### [WORK REQUEST]
Copy out all the records, word for word.

### [SUPPLIED DATA]

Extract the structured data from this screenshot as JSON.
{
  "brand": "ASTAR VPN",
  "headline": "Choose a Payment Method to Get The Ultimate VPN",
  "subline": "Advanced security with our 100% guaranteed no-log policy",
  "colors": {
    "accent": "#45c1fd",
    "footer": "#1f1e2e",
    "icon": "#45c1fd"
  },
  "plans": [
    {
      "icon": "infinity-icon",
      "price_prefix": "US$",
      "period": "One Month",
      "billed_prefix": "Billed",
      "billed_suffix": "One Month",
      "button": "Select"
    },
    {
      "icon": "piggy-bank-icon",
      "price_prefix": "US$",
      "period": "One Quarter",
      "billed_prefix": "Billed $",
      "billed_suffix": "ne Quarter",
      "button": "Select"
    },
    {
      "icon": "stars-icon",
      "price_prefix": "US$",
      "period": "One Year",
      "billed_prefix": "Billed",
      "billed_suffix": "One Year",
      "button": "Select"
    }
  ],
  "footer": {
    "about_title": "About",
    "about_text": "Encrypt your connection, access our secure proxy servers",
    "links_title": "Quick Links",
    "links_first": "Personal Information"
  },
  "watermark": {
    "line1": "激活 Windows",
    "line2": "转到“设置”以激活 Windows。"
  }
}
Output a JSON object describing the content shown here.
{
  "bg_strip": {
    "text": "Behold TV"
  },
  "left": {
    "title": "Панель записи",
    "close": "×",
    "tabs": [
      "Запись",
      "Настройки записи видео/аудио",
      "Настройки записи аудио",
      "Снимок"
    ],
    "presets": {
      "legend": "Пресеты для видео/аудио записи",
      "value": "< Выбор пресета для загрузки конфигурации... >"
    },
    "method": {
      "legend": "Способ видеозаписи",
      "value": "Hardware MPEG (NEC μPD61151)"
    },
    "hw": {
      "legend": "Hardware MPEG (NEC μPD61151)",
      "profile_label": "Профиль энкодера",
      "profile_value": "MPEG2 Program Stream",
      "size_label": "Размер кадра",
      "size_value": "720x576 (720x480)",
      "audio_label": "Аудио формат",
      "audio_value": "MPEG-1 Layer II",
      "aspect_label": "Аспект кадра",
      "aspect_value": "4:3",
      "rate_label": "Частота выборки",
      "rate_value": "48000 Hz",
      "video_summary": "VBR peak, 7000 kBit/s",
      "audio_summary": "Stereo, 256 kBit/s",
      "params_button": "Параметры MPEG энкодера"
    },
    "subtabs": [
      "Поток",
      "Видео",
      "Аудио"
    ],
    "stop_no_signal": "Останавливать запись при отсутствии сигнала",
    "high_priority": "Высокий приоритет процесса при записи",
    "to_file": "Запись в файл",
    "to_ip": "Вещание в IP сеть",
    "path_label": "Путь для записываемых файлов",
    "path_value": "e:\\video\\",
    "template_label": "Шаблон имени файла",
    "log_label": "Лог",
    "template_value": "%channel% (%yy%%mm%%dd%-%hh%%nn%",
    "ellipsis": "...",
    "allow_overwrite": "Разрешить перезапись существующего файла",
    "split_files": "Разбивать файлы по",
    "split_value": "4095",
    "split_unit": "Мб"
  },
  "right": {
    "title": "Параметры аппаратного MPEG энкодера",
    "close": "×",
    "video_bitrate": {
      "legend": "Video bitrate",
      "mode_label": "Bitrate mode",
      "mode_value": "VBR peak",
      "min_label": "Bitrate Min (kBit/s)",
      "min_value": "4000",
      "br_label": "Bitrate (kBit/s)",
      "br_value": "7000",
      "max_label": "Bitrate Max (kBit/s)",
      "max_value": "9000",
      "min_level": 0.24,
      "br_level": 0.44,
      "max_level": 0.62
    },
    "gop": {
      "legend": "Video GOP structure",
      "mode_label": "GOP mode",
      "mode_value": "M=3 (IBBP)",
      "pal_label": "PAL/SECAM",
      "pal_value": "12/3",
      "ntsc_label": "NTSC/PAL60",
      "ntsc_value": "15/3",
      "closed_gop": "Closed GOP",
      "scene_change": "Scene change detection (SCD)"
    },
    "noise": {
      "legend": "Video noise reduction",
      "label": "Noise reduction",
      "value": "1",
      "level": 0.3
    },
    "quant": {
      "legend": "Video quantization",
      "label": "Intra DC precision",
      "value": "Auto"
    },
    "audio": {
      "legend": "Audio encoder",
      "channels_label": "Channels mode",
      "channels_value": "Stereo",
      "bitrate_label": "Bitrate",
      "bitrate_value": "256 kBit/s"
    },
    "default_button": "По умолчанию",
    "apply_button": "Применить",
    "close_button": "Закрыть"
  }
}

### [TASK OUTPUT]
Extract the structured data from this screenshot as JSON.
{
  "brand": "ASTAR VPN",
  "headline": "Choose a Payment Method to Get The Ultimate VPN",
  "subline": "Advanced security with our 100% guaranteed no-log policy",
  "colors": {
    "accent": "#45c1fd",
    "footer": "#1f1e2e",
    "icon": "#45c1fd"
  },
  "plans": [
    {
      "icon": "infinity-icon",
      "price_prefix": "US$",
      "period": "One Month",
      "billed_prefix": "Billed",
      "billed_suffix": "One Month",
      "button": "Select"
    },
    {
      "icon": "piggy-bank-icon",
      "price_prefix": "US$",
      "period": "One Quarter",
      "billed_prefix": "Billed $",
      "billed_suffix": "ne Quarter",
      "button": "Select"
    },
    {
      "icon": "stars-icon",
      "price_prefix": "US$",
      "period": "One Year",
      "billed_prefix": "Billed",
      "billed_suffix": "One Year",
      "button": "Select"
    }
  ],
  "footer": {
    "about_title": "About",
    "about_text": "Encrypt your connection, access our secure proxy servers",
    "links_title": "Quick Links",
    "links_first": "Personal Information"
  },
  "watermark": {
    "line1": "激活 Windows",
    "line2": "转到“设置”以激活 Windows。"
  }
}
Output a JSON object describing the content shown here.
{
  "bg_strip": {
    "text": "Behold TV"
  },
  "left": {
    "title": "Панель записи",
    "close": "×",
    "tabs": [
      "Запись",
      "Настройки записи видео/аудио",
      "Настройки записи аудио",
      "Снимок"
    ],
    "presets": {
      "legend": "Пресеты для видео/аудио записи",
      "value": "< Выбор пресета для загрузки конфигурации... >"
    },
    "method": {
      "legend": "Способ видеозаписи",
      "value": "Hardware MPEG (NEC μPD61151)"
    },
    "hw": {
      "legend": "Hardware MPEG (NEC μPD61151)",
      "profile_label": "Профиль энкодера",
      "profile_value": "MPEG2 Program Stream",
      "size_label": "Размер кадра",
      "size_value": "720x576 (720x480)",
      "audio_label": "Аудио формат",
      "audio_value": "MPEG-1 Layer II",
      "aspect_label": "Аспект кадра",
      "aspect_value": "4:3",
      "rate_label": "Частота выборки",
      "rate_value": "48000 Hz",
      "video_summary": "VBR peak, 7000 kBit/s",
      "audio_summary": "Stereo, 256 kBit/s",
      "params_button": "Параметры MPEG энкодера"
    },
    "subtabs": [
      "Поток",
      "Видео",
      "Аудио"
    ],
    "stop_no_signal": "Останавливать запись при отсутствии сигнала",
    "high_priority": "Высокий приоритет процесса при записи",
    "to_file": "Запись в файл",
    "to_ip": "Вещание в IP сеть",
    "path_label": "Путь для записываемых файлов",
    "path_value": "e:\\video\\",
    "template_label": "Шаблон имени файла",
    "log_label": "Лог",
    "template_value": "%channel% (%yy%%mm%%dd%-%hh%%nn%",
    "ellipsis": "...",
    "allow_overwrite": "Разрешить перезапись существующего файла",
    "split_files": "Разбивать файлы по",
    "split_value": "4095",
    "split_unit": "Мб"
  },
  "right": {
    "title": "Параметры аппаратного MPEG энкодера",
    "close": "×",
    "video_bitrate": {
      "legend": "Video bitrate",
      "mode_label": "Bitrate mode",
      "mode_value": "VBR peak",
      "min_label": "Bitrate Min (kBit/s)",
      "min_value": "4000",
      "br_label": "Bitrate (kBit/s)",
      "br_value": "7000",
      "max_label": "Bitrate Max (kBit/s)",
      "max_value": "9000",
      "min_level": 0.24,
      "br_level": 0.44,
      "max_level": 0.62
    },
    "gop": {
      "legend": "Video GOP structure",
      "mode_label": "GOP mode",
      "mode_value": "M=3 (IBBP)",
      "pal_label": "PAL/SECAM",
      "pal_value": "12/3",
      "ntsc_label": "NTSC/PAL60",
      "ntsc_value": "15/3",
      "closed_gop": "Closed GOP",
      "scene_change": "Scene change detection (SCD)"
    },
    "noise": {
      "legend": "Video noise reduction",
      "label": "Noise reduction",
      "value": "1",
      "level": 0.3
    },
    "quant": {
      "legend": "Video quantization",
      "label": "Intra DC precision",
      "value": "Auto"
    },
    "audio": {
      "legend": "Audio encoder",
      "channels_label": "Channels mode",
      "channels_value": "Stereo",
      "bitrate_label": "Bitrate",
      "bitrate_value": "256 kBit/s"
    },
    "default_button": "По умолчанию",
    "apply_button": "Применить",
    "close_button": "Закрыть"
  }
}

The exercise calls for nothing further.